Storm moves on and finally arrives at her people’s home in the Serengeti. Here she discovers more about herself. Although her people are black Africans, Storm, her mother and a long line of ancestresses were born with white hair, blue eyes and very powerful abilities. An elderly woman named Ainet teaches Storm to be more responsible with her powers. As her powers become more and more evident, the people of her tribe begin to worship her as a goddess.
When Xavier finds her and recruits her into the X-Men team, he has to explain to her that she is not a goddess but a human mutant, and as such she had a responsibility to use her abilities to help the world just as she had helped the local tribes. As well as learning how to use her powers better, Storm has to learn how to fit in the modern world.
In the time that follows, she develops into a leader, saving her team mates from dangers many times, protecting innocents, proving herself under adversity and at one time deciding to sacrifice her life rather than allow her powers to be used to destroy the world.
After serving with the X-Men in the US for a long while, Storm returns to Wakanda to serve her nation and to marry T’challa who is now Sovereign of the Wakanda. T’challa is also the Comic Character known as the Black Panther.
The Comic Universe has different versions of Storm’s story, as well as alternate realities in which she is a villain. One things is for sure, her character demonstrates how the core of a person remains the same no matter what they go through. If you are undecided on who you are and want to be, it will be evident in the choices you make. And of course, you can choose to be strong and true, or strong and villainous.

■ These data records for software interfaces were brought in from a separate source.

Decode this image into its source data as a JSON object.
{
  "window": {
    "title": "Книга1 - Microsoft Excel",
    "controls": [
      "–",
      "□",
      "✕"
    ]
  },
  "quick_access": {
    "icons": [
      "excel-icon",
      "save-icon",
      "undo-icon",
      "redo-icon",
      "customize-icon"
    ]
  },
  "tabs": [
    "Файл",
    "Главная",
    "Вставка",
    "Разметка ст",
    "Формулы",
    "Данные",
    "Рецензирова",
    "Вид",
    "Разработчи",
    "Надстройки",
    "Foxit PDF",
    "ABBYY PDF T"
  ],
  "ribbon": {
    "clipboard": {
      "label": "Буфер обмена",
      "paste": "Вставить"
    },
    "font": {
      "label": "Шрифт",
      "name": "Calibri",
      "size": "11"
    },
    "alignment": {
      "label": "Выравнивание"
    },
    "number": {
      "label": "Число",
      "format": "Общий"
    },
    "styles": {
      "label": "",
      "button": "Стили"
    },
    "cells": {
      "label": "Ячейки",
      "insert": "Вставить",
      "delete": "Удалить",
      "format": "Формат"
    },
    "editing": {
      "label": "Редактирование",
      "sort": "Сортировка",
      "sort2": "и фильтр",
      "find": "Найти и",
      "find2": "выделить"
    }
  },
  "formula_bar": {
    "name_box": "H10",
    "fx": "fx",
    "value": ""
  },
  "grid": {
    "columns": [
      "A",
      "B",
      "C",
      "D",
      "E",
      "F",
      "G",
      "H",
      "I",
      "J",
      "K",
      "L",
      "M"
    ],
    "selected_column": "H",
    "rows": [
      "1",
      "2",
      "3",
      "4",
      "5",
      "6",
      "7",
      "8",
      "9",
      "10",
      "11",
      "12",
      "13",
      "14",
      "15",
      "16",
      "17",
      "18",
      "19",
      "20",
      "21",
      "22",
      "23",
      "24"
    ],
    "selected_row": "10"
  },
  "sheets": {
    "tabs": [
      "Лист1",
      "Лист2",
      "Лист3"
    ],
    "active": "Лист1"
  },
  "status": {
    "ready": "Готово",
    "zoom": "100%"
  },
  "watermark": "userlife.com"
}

You wonder why I escape into the Comic Universe now? Well, see me now, I still hold on to my determination to cross the Sahara, survive it, discover my powers, develop them, learn that I am not a godess, just a human being, and be stronger for it. And I can almost see the edge of the desert, almost.
So this week on the PPK, first and foremost is the third and last instalment of The Nightbirds: Part Three
“There is not only vanilla and chocolate in ice-land”, Sam continued. “I call it pistachio, sortofa US fashion, but you can call it Tea Spot black forest cake or whatever taste suits your fancy and your diverse sensitive buds best. Nyokabi’s present fiancé may be an abuser or a good guy, but that chap is not my own foremost concern. Because he is not here, and because this is a wymyn’s group, and because we are not a kangaroo court, in spite of our pouches …” she left a conscious little ribaldry pause, and Nyokabi used the chance to giggle immediately, obviously relieved that she had a pretext for letting out some of her emotions, “but we are an empowerment and support group. So, what concerns me, is how Nyokabi feels, and how she ticks, and what she needs. And no, I am not out here to snatch hér from hér man”, she turned her head lightly towards Gabrielle and stared at her with provocative directness, even quickly showing her tongue, causing Gabbs’ further dismay and even tighter pressed thighs,
“But to help her find out what she really wants and really needs. I don’t need a Chris Hart for that. On the contrary, dear!” Read the rest.
And then your Weekly Magazine.
If you are one of our fans on Facebook, you might have heard about our little trip to Karagita Naivasha. While there, we met Lucy Kiarie.
Lucy Kiarie is a former sex worker who lives in Karagita, Naivasha. She walks the streets talking to sex workers as young as 12, distributing condoms, helping them find employment & training and apply for bursaries for the education of their children and of the younger sex workers. Have a look at our pics from the trip here. Lucy Kiarie is wearing a green kitenge – to contact her or to find out how you can help, please contact Linda Musita.
Here’s to happy reading and a wonderful meaningful weekend from us all!